My thought was, coming into the draft, I would have liked to have added three prep pitchers. Yeah, they are risky in that there are numerous ways for them to fail to reach the majors. However, if you have three that you slowly progress through your system, one of them may pay off. The Cubs, with Sands, Steele, Cease, and Depperman, could have four players signed from Baseball America's list of Top 200 prospects. Those four, if signed, when combined with some college pitching, some creative third-base plays, and the best bat in the draft, represent a stunningly strong addition to an ever-improving farm system.
The slogan I heard was "Crush Pitching." And it sounds like they took some steps in the direction of seeing to it that Kane County's quality staff this year will be followed by others in the future. I didn't like the Cubs draft on Thursday night. By Saturday, I was a convert. (Honestly, when I heard them snag Dylan Cease in round 6, I was sold. The piece after were icing on the cake. And yummy icing.)

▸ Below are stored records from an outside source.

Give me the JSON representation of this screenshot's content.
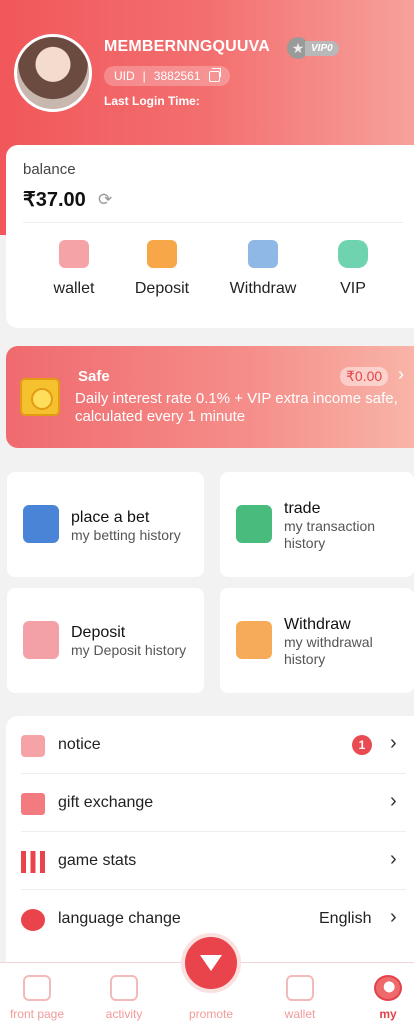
{
  "profile": {
    "username": "MEMBERNNGQUUVA",
    "vip_level": "VIP0",
    "uid_label": "UID",
    "uid_separator": "|",
    "uid_value": "3882561",
    "last_login_label": "Last Login Time:"
  },
  "balance": {
    "label": "balance",
    "amount": "₹37.00",
    "actions": [
      {
        "label": "wallet",
        "icon": "wallet-icon"
      },
      {
        "label": "Deposit",
        "icon": "deposit-icon"
      },
      {
        "label": "Withdraw",
        "icon": "withdraw-icon"
      },
      {
        "label": "VIP",
        "icon": "vip-icon"
      }
    ]
  },
  "safe": {
    "title": "Safe",
    "amount": "₹0.00",
    "description": "Daily interest rate 0.1% + VIP extra income safe, calculated every 1 minute"
  },
  "history": [
    {
      "title": "place a bet",
      "subtitle": "my betting history"
    },
    {
      "title": "trade",
      "subtitle": "my transaction history"
    },
    {
      "title": "Deposit",
      "subtitle": "my Deposit history"
    },
    {
      "title": "Withdraw",
      "subtitle": "my withdrawal history"
    }
  ],
  "menu": {
    "notice": {
      "label": "notice",
      "badge": "1"
    },
    "gift": {
      "label": "gift exchange"
    },
    "stats": {
      "label": "game stats"
    },
    "language": {
      "label": "language change",
      "value": "English"
    }
  },
  "tabs": {
    "front": "front page",
    "activity": "activity",
    "promote": "promote",
    "wallet": "wallet",
    "my": "my"
  },
  "colors": {
    "accent": "#e9444b",
    "header_start": "#f1575b",
    "header_end": "#f7a19b"
  }
}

No, these gents will not be playing in Wrigley this year or the next. it is possible that none of them produce much at the big league level. However, after seeing the results of any number of recent amateur signings, I do get the hunch that, in about five or so years, the system will be routinely adding pieces that help the parent club by trade and by call-up. Will it take that long? I doubt it. But I'm a patient person when proper practices are being followed.
Whether the team has an early pick or a later pick in the June 2015 draft, I plan on writing some articles for you next year. I hope you enjoy reading them as much as I enjoy writing them.
I see the opening Boise roster has been announced. Gotta go.